Cobbs is a blend of Davis and White, and while rated as the No. 3 safety nationally by Scout, he could end up as the big-time running back Texas has lacked the last several years. Or he could join his fellow five-stars to form one of the most potent passing attacks in the country. Cobbs gives the Longhorn coaching staff a lot of options.
Texas is no stranger to Scout's top 10, with four such finishes in the last five years.
A pair of the SEC's most heated rivals round out the top five for the Class of 2010.
Alabama checks in at No. 4, its third straight top-five finish. With the results on the field to validate the recruiting pitch off of it, the Crimson Tide show no sign of slowing down. Alabama looks to have locked up its quarterback of the future with Scout's No. 2 ranked, five-Star QB Phillip Sims (6-2, 215) of Chesapeake, Va. Sims set the all-time passing record in Virginia and will look forward to throwing to a bevy of young receivers joining him in this class.
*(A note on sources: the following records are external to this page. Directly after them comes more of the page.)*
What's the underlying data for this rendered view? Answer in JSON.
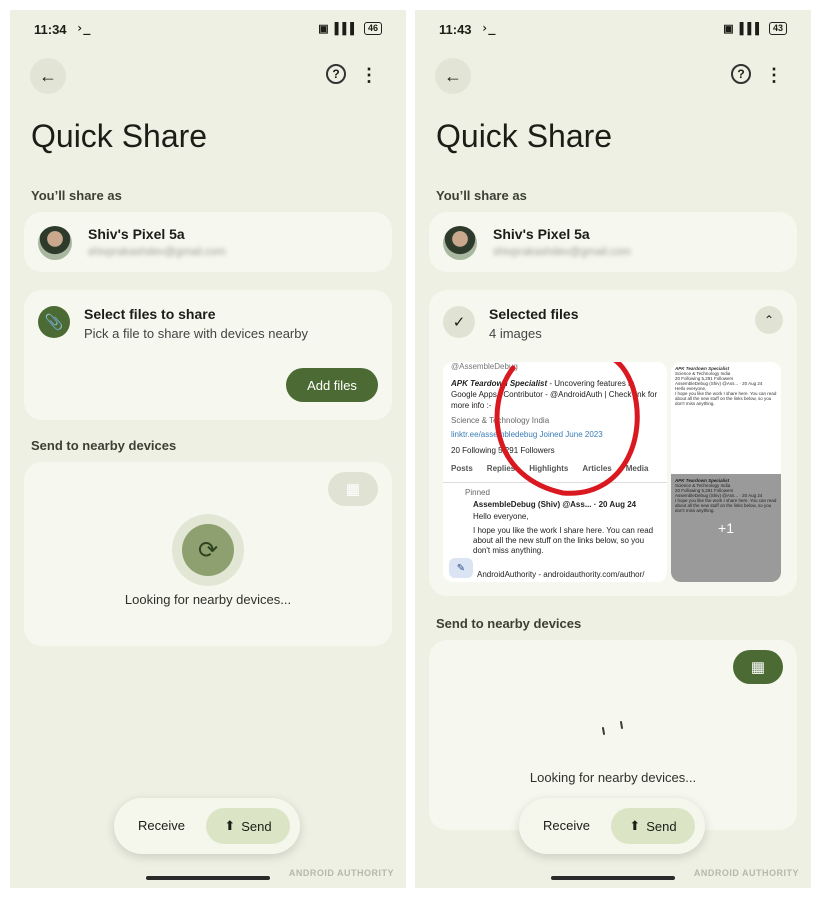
{
  "left": {
    "status": {
      "time": "11:34",
      "prompt": "›_",
      "battery": "46",
      "signal": "▌▌▌"
    },
    "title": "Quick Share",
    "share_as_label": "You’ll share as",
    "account": {
      "name": "Shiv's Pixel 5a",
      "email": "shivprakashdev@gmail.com"
    },
    "select": {
      "title": "Select files to share",
      "subtitle": "Pick a file to share with devices nearby",
      "add_button": "Add files"
    },
    "send_label": "Send to nearby devices",
    "looking": "Looking for nearby devices...",
    "toggle": {
      "receive": "Receive",
      "send": "Send"
    },
    "watermark": "ANDROID AUTHORITY"
  },
  "right": {
    "status": {
      "time": "11:43",
      "prompt": "›_",
      "battery": "43",
      "signal": "▌▌▌"
    },
    "title": "Quick Share",
    "share_as_label": "You’ll share as",
    "account": {
      "name": "Shiv's Pixel 5a",
      "email": "shivprakashdev@gmail.com"
    },
    "selected": {
      "title": "Selected files",
      "count": "4 images",
      "more_badge": "+1"
    },
    "preview": {
      "handle": "@AssembleDebug",
      "bio_bold": "APK Teardown Specialist",
      "bio_rest": " - Uncovering features in Google Apps | Contributor - @AndroidAuth | Check link for more info :-",
      "meta1": "Science & Technology   India",
      "meta2": "linktr.ee/assembledebug   Joined June 2023",
      "stats": "20 Following   5,291 Followers",
      "tabs": [
        "Posts",
        "Replies",
        "Highlights",
        "Articles",
        "Media"
      ],
      "pinned": "Pinned",
      "post_author": "AssembleDebug (Shiv) @Ass... · 20 Aug 24",
      "post_line1": "Hello everyone,",
      "post_line2": "I hope you like the work I share here. You can read about all the new stuff on the links below, so you don't miss anything.",
      "post_line3": "AndroidAuthority - androidauthority.com/author/"
    },
    "send_label": "Send to nearby devices",
    "looking": "Looking for nearby devices...",
    "toggle": {
      "receive": "Receive",
      "send": "Send"
    },
    "watermark": "ANDROID AUTHORITY"
  },
  "colors": {
    "accent": "#4c6a33",
    "background": "#eef0e3",
    "card": "#f6f7ee",
    "annotation": "#d9181f"
  }
}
Four receivers are a part of the Alabama class, including Galena Park, Texas import DeAndrew White (6-0, 170), who is ranked 13th in the country by Scout.
Those accustomed to seeing Alabama's smothering defense won't be disappointed. Demarcus Milliner (6-1, 185) of Millbrook, Ala. has the size and hitting ability of a safety with the hip turn of a corner; fittingly, Milliner is ranked No. 1 by Scout at cornerback. Milliner is joined by Scout's No. 6 corner Johnavon Fulton (6-0, 175) of Manning, S.C., and four-star junior college transfer Dequan Menzie (6-0, 180) of Mississippi's Copiah-Lincoln.
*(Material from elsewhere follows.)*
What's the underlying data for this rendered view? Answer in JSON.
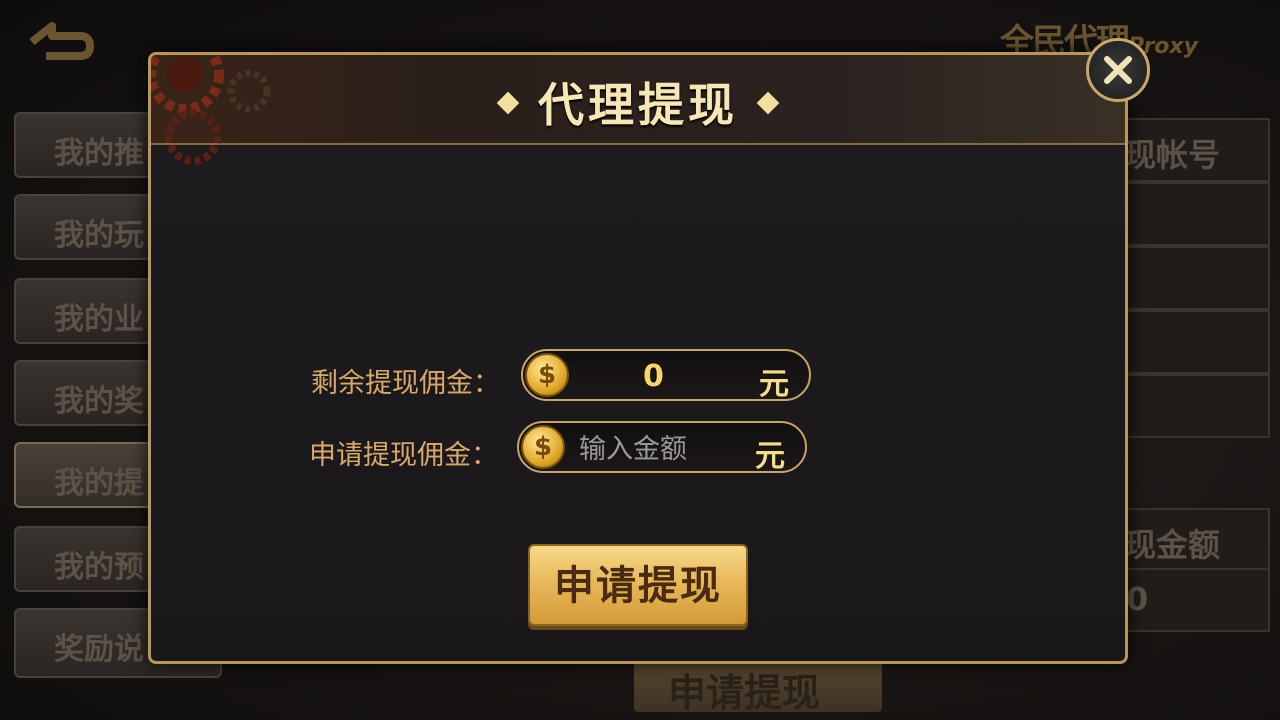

Checking in at No. 5, Auburn is doing its part to make sure Alabama doesn't run off and hide in the SEC West. Head coach Gene Chizik and staff took an adrenaline shot to Auburn's recruiting efforts in their first full year. Auburn's infusion of talent spans across its entire team. Auburn has 12 players rated four stars or better by Scout, and those 12 players are spread across nine different positions.
No player personifies the versatility of this class better than five-star wide receiver Trovon Reed (6-0, 180) of Thibodaux, La. Reed filled a need at the U.S. Army All-American Bowl by volunteering to play corner during the week, a position he had very limited experience. By all accounts, he was the best corner in attendance. Scout's No. 2 running back Michael Dyer (5-10, 195, 4.49) of Little Rock, Ark. is another player who should step in and see playing time right away.
Auburn's front seven on defense also features several players who could be on the field as freshmen including four-star defensive tackle Jeffrey Whitaker (6-4/295) and any one of five linebacker commits including LaDarius Owens (6-3/230) of Bessemer, Ala. and Jake Holland (6-1/228) of Pelham, Ala.
Of all of Auburn's recruits though, none is being counted on to have an impact as great as Scout's No. 1 junior college quarterback Cameron Newton (6-6, 245, 4.52) of Texas' Blinn College. Newton offers a run/pass option that could be the difference between a good season at Auburn and a great one in 2010.
Auburn's No. 5 finish represents its highest-rated recruiting class ever on Scout.